Since the 1990s, Hindi films have travelled to the South for its ‘exotic’ locations, tending to treat Southern India like a tourist destination. 2 States does at least represent Tamil Nadu as a place of work, as well as spectacular settings for romance. I found most of the music for the film to be instantly forgettable but the song which worked for me is ‘Mast Magan’ which includes some of the best images of the Tamil Nadu shoot.
It’s a surprise that this high profile film was assigned to a novice director. As far as I can see Abhishek Varman had only assistant director experience before he worked on the script for 2 States and then directed it. In some ways it doesn’t matter too much that he does not have that much experience.
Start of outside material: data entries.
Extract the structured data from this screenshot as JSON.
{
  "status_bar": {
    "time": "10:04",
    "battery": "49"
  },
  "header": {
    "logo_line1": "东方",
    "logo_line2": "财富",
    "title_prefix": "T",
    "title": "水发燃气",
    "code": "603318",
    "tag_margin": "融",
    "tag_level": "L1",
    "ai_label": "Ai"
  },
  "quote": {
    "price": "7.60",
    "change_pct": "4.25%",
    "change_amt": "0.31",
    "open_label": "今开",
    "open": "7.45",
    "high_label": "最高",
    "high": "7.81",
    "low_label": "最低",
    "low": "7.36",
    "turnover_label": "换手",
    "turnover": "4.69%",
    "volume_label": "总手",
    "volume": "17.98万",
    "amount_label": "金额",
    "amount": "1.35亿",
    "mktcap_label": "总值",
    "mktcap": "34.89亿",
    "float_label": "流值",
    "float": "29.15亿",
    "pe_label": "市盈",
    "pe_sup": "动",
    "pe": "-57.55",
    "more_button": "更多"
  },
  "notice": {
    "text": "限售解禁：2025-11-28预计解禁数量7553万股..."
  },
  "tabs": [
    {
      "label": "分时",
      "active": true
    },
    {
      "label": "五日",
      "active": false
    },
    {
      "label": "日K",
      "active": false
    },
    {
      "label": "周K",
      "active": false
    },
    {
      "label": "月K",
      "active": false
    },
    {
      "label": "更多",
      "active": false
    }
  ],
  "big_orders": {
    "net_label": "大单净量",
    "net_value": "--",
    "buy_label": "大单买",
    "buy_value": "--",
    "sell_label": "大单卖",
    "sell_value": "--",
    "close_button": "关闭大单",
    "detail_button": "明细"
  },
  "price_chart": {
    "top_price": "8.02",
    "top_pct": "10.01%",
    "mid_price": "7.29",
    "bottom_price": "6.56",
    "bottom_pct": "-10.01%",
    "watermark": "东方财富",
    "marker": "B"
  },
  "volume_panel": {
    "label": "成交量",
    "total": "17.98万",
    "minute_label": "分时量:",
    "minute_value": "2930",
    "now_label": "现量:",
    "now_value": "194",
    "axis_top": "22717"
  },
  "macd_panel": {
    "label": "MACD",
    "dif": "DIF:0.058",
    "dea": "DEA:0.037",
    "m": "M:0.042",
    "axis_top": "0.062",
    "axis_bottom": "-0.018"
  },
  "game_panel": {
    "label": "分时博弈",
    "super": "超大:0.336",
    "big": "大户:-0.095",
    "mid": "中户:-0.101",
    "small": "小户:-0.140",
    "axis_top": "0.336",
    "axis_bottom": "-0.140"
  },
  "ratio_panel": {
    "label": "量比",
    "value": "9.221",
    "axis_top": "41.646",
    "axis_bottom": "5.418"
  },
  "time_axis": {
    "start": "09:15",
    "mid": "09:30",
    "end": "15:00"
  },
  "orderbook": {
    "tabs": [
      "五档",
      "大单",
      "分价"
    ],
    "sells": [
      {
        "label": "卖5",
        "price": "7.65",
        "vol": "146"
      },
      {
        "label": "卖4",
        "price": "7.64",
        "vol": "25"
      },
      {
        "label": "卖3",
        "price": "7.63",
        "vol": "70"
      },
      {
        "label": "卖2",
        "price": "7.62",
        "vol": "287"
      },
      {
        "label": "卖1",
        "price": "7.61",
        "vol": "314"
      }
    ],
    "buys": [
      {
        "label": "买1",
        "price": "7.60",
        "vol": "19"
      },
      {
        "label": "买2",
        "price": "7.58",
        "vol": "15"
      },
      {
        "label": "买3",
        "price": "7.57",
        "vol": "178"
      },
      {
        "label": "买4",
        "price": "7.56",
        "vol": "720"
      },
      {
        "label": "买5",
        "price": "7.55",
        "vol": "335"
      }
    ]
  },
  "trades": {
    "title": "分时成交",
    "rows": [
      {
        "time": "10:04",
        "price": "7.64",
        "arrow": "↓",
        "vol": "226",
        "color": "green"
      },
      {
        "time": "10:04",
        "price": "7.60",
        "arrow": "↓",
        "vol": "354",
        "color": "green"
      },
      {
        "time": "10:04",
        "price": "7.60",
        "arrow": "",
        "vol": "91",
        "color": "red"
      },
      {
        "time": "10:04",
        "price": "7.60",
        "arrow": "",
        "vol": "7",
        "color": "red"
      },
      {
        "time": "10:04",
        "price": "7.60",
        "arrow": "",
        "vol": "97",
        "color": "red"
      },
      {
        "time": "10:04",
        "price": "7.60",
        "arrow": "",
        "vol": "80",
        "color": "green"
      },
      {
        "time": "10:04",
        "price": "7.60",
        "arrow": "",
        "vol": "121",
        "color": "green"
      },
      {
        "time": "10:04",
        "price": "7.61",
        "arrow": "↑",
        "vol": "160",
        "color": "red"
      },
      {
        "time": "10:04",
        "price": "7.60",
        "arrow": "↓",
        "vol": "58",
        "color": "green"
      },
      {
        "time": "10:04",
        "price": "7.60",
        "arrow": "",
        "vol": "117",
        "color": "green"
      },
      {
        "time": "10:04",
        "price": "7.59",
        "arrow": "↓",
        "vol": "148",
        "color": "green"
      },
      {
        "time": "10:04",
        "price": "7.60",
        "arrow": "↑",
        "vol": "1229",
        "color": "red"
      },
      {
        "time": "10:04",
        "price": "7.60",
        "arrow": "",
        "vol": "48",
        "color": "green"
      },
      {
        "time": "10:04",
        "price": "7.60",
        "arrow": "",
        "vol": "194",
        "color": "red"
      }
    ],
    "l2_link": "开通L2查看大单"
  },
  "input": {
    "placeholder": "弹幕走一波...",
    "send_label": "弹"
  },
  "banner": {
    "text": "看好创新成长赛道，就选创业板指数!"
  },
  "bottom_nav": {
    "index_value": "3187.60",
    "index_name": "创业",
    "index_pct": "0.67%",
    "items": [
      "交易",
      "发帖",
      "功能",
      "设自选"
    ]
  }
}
The story is strong and the performances generally very good from all the leading cast members. There is a ‘bracketing’ narrative in which Krish is seemingly talking to a psychiatrist about the problems with his relationships and the suggestion is that at this point he has already written the draft of 2 States as a novel. This narrative trick features in several of Chetan Bhagat’s novels but I’m not sure it serves much purpose in the film. At other times it did feel that the commercial impetus of a Karan Johar production was painfully visible and without the acting talent on view the story would have sagged. Interestingly the next Bhagat adaptation – Revolution 2020 – looks like it is going to be in the hands of Rajkumar Gupta who made the excellent No One Killed Jessica. I hope that the new adaptation turns out more like Kai Po Che.
2 States is now a ‘super hit’ in India with over 100 crore (1 billion) rupees at the Indian box office and $4.5 million overseas
Song promo for ‘Mast Magan’ sung by Arijit Singh: